le Lundi 5 Décembre 2022
le Mardi 11 janvier 2022 18:59 | mis à jour le 8 avril 2022 19:21 Tribune-Express (Hawkesbury)

Get out and play

Dans le canton d'Alfred-Plantagenet, les enfants Lajeunesse découvrent qu'un fossé profond avec un peu d'eau gelée au fond fait une très belle piste de patinage de vitesse à la taille d'un enfant. La grand-mère Sylvie Quinty et sa fille Sophie Lajeunesse regardent les enfants trouver leur propre façon de s'amuser à la maison pendant un confinement partiel. — Photo Gregg Chamberlain
Dans le canton d'Alfred-Plantagenet, les enfants Lajeunesse découvrent qu'un fossé profond avec un peu d'eau gelée au fond fait une très belle piste de patinage de vitesse à la taille d'un enfant. La grand-mère Sylvie Quinty et sa fille Sophie Lajeunesse regardent les enfants trouver leur propre façon de s'amuser à la maison pendant un confinement partiel.
Photo Gregg Chamberlain
The partial lockdown situation for Ontario is a depressing way to begin the new year but four children over in Alfred-Plantagenet do not let that stop them from having fun.  

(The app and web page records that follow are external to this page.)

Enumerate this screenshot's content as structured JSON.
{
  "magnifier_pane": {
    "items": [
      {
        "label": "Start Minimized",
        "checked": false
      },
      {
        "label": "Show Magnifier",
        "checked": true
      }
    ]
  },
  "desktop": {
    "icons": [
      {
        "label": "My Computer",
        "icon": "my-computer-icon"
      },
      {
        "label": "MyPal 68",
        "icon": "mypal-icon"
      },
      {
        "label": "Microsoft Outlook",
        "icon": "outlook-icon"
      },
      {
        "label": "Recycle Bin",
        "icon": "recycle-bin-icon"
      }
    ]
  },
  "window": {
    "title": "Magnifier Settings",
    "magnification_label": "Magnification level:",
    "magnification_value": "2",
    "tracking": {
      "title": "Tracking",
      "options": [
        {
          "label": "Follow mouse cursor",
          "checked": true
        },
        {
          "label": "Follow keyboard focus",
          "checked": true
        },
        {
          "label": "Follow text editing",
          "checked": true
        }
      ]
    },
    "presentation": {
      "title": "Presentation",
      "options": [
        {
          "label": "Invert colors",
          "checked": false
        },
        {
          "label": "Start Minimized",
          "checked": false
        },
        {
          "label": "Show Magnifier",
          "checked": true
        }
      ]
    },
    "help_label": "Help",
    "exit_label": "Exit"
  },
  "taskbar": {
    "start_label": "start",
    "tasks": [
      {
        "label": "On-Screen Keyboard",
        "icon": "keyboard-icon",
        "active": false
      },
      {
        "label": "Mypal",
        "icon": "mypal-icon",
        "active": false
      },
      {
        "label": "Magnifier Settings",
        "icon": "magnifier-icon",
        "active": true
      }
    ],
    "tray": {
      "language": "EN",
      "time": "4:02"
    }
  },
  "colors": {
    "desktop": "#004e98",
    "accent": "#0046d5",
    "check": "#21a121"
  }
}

Charles, Mathis, Lea, and Adrien Lajeunesse live in a wooded area of the township between the villages of Wendover and Curran. The sparse amount of snow so far this winter season, combined with the steady sub-zero temperature, inspired them to make some changes to an old Canadian winter sports tradition: pond hockey. 

The drainage ditch running along the road past their house and their grandparents’ house nearby is nice and deep, with just enough water left at the bottom from last autumn’s rain to make a child-sized speed-skating track, with a little shovel work to clear off the snow cover. 

The speed-skating Lajeunesse quartet, under the watchful eyes of their mother, Sophie, and their grandmother, Sylvie Quinty, and the family dog, Café, spent most of a sunny and crisp Friday morning, and part of the afternoon, January 7, zipping up and down the ditch. They had a few spills every so often but then just get back up on their feet and skate on to the finish. 

During the months of January and February, many Canadians may suffer from seasonal affective disorder (SAD). The long, dark nights along with some gloomy grey days can result in mild depression for some people. 

Health professionals recommend that people try to get outside during the daytime as often as possible during the winter. Sunlight can provide both a cheering effect on a person and also help create natural vitamin D in the body which will help with maintaining physical health. 

The Lajeunesse children were quite happy with their homegrown solution to being SAD.